◆ **REQUIRED ACTION**: Look through the records below for the word "tooltip". Report how many lines have it, and only that number.

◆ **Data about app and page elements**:

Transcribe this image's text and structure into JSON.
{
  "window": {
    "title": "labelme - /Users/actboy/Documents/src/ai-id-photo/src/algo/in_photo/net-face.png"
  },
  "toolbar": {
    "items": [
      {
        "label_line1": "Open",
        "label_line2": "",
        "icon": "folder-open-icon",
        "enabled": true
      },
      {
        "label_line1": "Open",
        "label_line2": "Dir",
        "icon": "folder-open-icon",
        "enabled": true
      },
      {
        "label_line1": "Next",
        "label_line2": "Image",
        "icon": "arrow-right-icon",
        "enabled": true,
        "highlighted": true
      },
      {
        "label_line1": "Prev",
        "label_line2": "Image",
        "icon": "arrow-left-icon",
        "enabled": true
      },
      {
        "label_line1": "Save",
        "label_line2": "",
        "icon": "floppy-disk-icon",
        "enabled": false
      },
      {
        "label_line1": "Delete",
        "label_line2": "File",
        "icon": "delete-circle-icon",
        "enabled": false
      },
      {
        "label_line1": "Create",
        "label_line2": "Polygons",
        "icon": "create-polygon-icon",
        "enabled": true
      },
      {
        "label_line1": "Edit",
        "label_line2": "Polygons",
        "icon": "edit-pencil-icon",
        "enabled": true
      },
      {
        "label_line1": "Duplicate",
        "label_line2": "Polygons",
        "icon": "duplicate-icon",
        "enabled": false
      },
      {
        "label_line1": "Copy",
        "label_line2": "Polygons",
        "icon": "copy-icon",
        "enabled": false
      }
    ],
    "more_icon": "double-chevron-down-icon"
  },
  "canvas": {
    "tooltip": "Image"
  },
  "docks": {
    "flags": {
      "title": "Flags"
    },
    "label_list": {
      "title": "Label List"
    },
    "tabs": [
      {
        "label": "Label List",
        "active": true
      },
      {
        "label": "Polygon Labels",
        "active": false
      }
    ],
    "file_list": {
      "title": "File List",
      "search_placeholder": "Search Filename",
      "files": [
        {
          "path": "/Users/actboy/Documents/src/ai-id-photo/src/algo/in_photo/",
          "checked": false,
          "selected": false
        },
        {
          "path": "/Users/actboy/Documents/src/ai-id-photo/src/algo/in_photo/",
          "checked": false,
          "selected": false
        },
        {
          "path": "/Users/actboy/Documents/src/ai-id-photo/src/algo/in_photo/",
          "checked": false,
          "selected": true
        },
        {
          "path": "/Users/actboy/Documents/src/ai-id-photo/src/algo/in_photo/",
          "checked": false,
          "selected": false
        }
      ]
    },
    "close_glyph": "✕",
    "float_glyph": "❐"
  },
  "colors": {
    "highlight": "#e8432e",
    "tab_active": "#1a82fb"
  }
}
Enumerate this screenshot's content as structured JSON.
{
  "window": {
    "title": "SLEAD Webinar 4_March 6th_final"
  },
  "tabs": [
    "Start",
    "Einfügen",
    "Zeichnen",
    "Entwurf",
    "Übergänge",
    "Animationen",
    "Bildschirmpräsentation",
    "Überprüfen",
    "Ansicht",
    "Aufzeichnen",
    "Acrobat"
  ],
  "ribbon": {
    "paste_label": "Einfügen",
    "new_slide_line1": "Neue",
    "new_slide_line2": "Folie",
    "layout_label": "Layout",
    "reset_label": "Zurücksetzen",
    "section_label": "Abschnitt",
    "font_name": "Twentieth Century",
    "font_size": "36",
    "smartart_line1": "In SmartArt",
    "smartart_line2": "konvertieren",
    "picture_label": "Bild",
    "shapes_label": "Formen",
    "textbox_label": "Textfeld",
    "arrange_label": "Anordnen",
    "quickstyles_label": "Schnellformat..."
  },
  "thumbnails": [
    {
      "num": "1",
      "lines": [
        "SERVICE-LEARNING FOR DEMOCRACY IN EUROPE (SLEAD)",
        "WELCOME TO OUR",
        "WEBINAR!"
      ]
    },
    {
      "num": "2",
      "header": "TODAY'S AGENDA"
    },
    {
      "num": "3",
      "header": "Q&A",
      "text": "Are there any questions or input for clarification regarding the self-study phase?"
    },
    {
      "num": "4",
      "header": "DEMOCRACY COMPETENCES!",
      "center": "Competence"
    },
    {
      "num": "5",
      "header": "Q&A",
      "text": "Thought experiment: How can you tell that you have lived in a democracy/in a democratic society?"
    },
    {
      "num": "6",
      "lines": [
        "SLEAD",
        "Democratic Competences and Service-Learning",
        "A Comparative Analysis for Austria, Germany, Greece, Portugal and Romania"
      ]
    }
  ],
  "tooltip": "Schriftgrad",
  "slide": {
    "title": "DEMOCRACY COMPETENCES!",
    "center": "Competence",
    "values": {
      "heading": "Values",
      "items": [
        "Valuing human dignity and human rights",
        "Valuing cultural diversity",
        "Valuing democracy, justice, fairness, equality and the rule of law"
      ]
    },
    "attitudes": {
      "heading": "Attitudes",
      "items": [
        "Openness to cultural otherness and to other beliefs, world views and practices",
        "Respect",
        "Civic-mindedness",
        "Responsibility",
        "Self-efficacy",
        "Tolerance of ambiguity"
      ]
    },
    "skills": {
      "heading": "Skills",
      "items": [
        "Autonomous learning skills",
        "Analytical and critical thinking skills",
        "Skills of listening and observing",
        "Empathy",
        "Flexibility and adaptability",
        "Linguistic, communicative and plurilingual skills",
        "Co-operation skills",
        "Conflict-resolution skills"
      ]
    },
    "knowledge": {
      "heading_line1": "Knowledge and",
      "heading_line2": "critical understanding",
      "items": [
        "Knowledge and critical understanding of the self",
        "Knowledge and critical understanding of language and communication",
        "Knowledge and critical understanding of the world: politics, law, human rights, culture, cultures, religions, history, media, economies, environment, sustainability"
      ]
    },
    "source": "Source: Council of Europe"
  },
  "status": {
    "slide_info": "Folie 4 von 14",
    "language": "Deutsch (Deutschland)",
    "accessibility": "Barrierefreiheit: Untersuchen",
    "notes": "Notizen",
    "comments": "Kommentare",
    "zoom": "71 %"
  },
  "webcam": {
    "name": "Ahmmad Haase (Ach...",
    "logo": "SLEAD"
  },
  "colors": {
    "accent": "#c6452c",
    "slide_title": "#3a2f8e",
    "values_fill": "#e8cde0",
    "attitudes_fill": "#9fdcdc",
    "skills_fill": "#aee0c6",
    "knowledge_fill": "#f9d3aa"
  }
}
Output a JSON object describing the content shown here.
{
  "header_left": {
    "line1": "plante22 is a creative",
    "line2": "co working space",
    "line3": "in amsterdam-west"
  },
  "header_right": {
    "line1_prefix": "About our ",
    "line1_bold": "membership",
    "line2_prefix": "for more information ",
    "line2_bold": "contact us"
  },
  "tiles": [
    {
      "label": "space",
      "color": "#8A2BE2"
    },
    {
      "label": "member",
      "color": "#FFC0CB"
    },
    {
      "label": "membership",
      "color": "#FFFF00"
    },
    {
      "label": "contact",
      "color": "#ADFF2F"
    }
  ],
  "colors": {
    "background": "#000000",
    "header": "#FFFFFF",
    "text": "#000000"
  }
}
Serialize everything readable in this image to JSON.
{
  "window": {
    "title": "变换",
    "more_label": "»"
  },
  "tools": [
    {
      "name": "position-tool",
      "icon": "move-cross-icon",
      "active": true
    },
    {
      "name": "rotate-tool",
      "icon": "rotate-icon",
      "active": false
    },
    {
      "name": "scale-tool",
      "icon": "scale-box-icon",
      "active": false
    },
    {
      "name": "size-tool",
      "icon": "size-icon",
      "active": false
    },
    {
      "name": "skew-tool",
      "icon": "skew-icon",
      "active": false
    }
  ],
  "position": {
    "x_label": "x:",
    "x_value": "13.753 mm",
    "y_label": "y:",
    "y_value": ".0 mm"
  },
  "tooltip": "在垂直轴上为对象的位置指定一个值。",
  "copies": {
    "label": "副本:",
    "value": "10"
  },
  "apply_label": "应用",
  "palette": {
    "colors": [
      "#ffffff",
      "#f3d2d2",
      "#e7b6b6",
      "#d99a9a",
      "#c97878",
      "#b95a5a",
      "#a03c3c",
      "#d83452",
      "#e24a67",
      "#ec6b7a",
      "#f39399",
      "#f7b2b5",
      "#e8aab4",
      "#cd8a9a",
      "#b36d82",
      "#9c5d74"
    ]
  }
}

◆ **TASK OUTPUT**: 3